Oracle fluffs up its cloud in $1.9 billion Taleo buy

Oracle’s “Lumberjack Larry” Ellison has green lighted an Oracle plan to buy talent managing software company Taleo for $1.9 billion. Taleo shareholders will receive $46.00 per share.

Oracle’s big idea rests with Taleo’s cloud-based talent management software, which Oracle hopes will allow it to further build on its own cloud business. Bloomberg reports that Ellison, in addition to arguing about cutting down trees, has been on a $40 billion buying frenzy in what has been a cloud software variety of Supermarket Sweep. 
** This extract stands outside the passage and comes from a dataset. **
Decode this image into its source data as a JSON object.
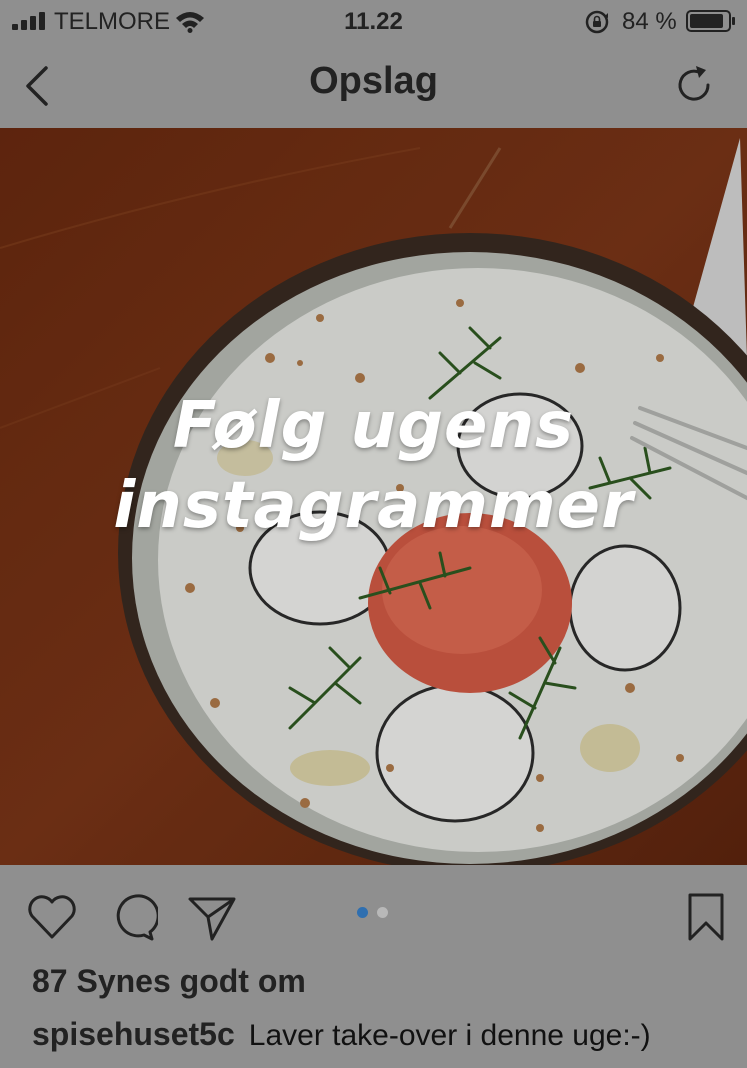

Buying over 70 companies to put it on its way, Oracle is hoping to bolster its operational cloud strategy to help it provide services which manage staff and keep corporate cogs turning. Much like others wheeling and dealing in enterprise software, Oracle’s grand vision is to win over customers by pushing management up into the cloud.

Taleo says that after the acquisition, the collaborative efforts of both of the companies will create a cloud service for customers to manage human resources, and “improve the employee experience through faster on boarding and better collaboration with team members via social media”.

The entire enterprise management space is spending right now. Analyst Tim Jennings, at Ovum, says rivals like SAP and Salesforce have also been picking up companies in the Human Capital Management sector. They acquired Success Factors and Rypple, respectively.

HP, meanwhile, paid arguably over the odds for Cambridge-based company Autonomy – with a price tag at $10 billion. 

Ovum believes the string of buys is indicative of a larger trend. The enterprise is increasingly accepting Software-as-a-Service. More visibly, Jennings suggests, the industry is aggressively battling against each other to appear like it is the top dog on cloud nine. They aren’t interested in migrating their own services to the cloud, and are instead happy to splash out on companies so they can supply their own flavours.

Taleo’s board of directors unanimously approved the deal, which is expected to close in the middle of this year, as long as it jumps through the hoops of all the regulatory approvals. Which it most likely will.